YOUR INSTRUCTIONS. Return, verbatim and in full, the records that follow, but not their pictures.

(Dataset items)

--*--

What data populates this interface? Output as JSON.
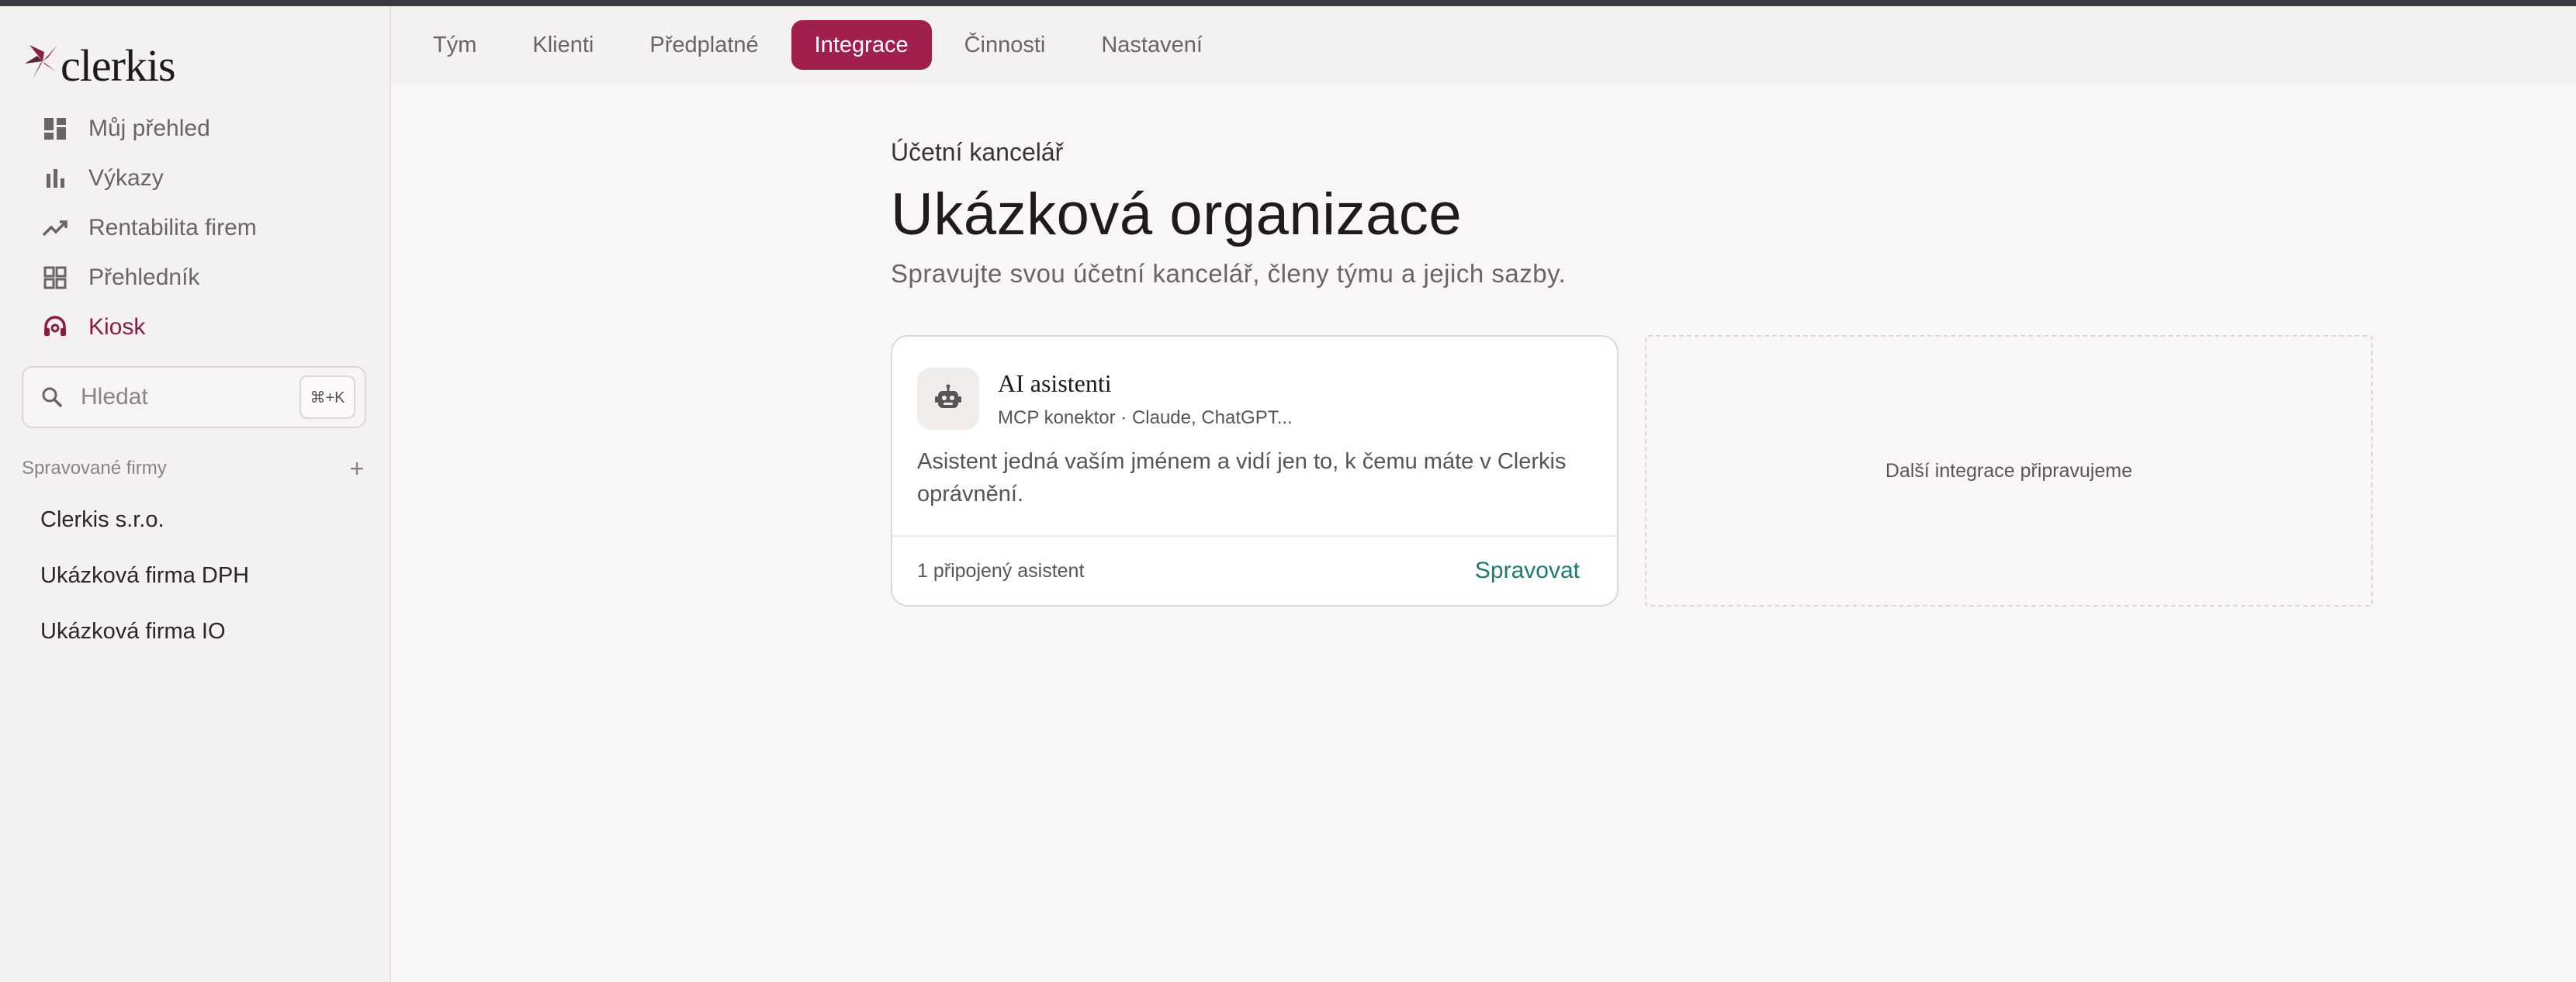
{
  "brand": {
    "name": "clerkis",
    "accent": "#a01f4c"
  },
  "sidebar": {
    "nav": [
      {
        "label": "Můj přehled",
        "icon": "dashboard-icon"
      },
      {
        "label": "Výkazy",
        "icon": "bar-chart-icon"
      },
      {
        "label": "Rentabilita firem",
        "icon": "trending-up-icon"
      },
      {
        "label": "Přehledník",
        "icon": "grid-icon"
      },
      {
        "label": "Kiosk",
        "icon": "headset-icon",
        "active": true
      }
    ],
    "search": {
      "placeholder": "Hledat",
      "shortcut": "⌘+K"
    },
    "section_title": "Spravované firmy",
    "add_label": "+",
    "firms": [
      "Clerkis s.r.o.",
      "Ukázková firma DPH",
      "Ukázková firma IO"
    ]
  },
  "tabs": [
    {
      "label": "Tým"
    },
    {
      "label": "Klienti"
    },
    {
      "label": "Předplatné"
    },
    {
      "label": "Integrace",
      "active": true
    },
    {
      "label": "Činnosti"
    },
    {
      "label": "Nastavení"
    }
  ],
  "page": {
    "eyebrow": "Účetní kancelář",
    "title": "Ukázková organizace",
    "subtitle": "Spravujte svou účetní kancelář, členy týmu a jejich sazby."
  },
  "integration_card": {
    "icon": "robot-icon",
    "title": "AI asistenti",
    "meta": "MCP konektor · Claude, ChatGPT...",
    "description": "Asistent jedná vaším jménem a vidí jen to, k čemu máte v Clerkis oprávnění.",
    "count": "1 připojený asistent",
    "action": "Spravovat"
  },
  "placeholder_text": "Další integrace připravujeme"
}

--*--

YOUR RESPONSE.
What data populates this interface? Output as JSON.
{
  "brand": {
    "name": "clerkis",
    "accent": "#a01f4c"
  },
  "sidebar": {
    "nav": [
      {
        "label": "Můj přehled",
        "icon": "dashboard-icon"
      },
      {
        "label": "Výkazy",
        "icon": "bar-chart-icon"
      },
      {
        "label": "Rentabilita firem",
        "icon": "trending-up-icon"
      },
      {
        "label": "Přehledník",
        "icon": "grid-icon"
      },
      {
        "label": "Kiosk",
        "icon": "headset-icon",
        "active": true
      }
    ],
    "search": {
      "placeholder": "Hledat",
      "shortcut": "⌘+K"
    },
    "section_title": "Spravované firmy",
    "add_label": "+",
    "firms": [
      "Clerkis s.r.o.",
      "Ukázková firma DPH",
      "Ukázková firma IO"
    ]
  },
  "tabs": [
    {
      "label": "Tým"
    },
    {
      "label": "Klienti"
    },
    {
      "label": "Předplatné"
    },
    {
      "label": "Integrace",
      "active": true
    },
    {
      "label": "Činnosti"
    },
    {
      "label": "Nastavení"
    }
  ],
  "page": {
    "eyebrow": "Účetní kancelář",
    "title": "Ukázková organizace",
    "subtitle": "Spravujte svou účetní kancelář, členy týmu a jejich sazby."
  },
  "integration_card": {
    "icon": "robot-icon",
    "title": "AI asistenti",
    "meta": "MCP konektor · Claude, ChatGPT...",
    "description": "Asistent jedná vaším jménem a vidí jen to, k čemu máte v Clerkis oprávnění.",
    "count": "1 připojený asistent",
    "action": "Spravovat"
  },
  "placeholder_text": "Další integrace připravujeme"
}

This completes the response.